The render engine moved from CPU (central processing unit) to GPU (graphics processing unit) which now employs the same type of graphics processing capablilities that is used in motion pictures and gaming. With the focus on photography taking off last year with the introduction of eight new video styles, this year has continued to add to that expansion.
At its heart, Animoto is a video slideshow creation service that allows photographers, businesses, and consumers to make professional quality videos from their photos and video clips. At the base, is the Cinematic Artificial Intelligence technology that is programmed to think and act like a director and editor using many of the same skills that are used in television and film production.
How Does Animoto Work?
Animoto is actually pretty simple to work with. There are four different account types – Lite, Plus, Pro, and Reseller. I am working with the Pro account which gives you everything for both personal as well business promotion. For more information on what features each type of account contains, check out the Animoto Plans and Pricing page.

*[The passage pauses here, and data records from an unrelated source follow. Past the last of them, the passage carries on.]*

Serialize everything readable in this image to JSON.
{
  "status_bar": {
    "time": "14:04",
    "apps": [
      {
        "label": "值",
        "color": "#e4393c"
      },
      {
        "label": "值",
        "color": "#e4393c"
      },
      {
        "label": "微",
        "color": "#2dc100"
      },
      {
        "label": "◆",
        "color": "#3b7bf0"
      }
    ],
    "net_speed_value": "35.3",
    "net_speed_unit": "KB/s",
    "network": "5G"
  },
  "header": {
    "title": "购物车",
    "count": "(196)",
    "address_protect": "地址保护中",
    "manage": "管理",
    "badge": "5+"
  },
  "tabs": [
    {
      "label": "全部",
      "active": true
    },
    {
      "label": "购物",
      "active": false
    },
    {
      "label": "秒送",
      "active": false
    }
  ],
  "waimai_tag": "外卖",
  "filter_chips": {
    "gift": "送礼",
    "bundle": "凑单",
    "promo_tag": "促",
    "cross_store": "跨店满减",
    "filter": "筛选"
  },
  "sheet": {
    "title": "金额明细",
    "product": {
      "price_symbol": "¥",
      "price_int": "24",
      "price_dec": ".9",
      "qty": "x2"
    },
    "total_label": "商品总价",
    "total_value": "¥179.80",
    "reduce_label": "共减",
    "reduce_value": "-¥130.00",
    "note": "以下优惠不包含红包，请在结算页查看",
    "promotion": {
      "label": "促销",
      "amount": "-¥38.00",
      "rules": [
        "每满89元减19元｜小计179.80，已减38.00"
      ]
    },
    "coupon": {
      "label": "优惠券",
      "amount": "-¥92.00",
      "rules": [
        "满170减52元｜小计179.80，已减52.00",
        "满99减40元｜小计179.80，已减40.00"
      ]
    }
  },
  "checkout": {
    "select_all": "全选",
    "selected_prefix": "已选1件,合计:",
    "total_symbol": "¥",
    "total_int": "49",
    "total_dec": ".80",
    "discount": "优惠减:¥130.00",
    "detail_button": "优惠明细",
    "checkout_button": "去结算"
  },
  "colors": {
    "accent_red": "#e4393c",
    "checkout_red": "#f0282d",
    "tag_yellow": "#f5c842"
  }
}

Once you are all signed up, you choose the files that you want to use to create your video. In my case, I had just returned from the American Eventing Championships (an equestrian national championship) near Atlanta Georgia where I was the photographer for a participating barn during the 4 day event. I took about 2000 shots during the time period and wanted to put together short videos covering the event for the barn. The one at the end of this review this was the second day of the event.
I went through my photos for that day and selected around 50 shots that I wanted to use. I processed them as I normally would and then I then exported them out as .JPG files with the long edge at 1280 since this is the recommended length for 720p resolution and I wanted the final to be playable on my Blu-ray player and HD TV.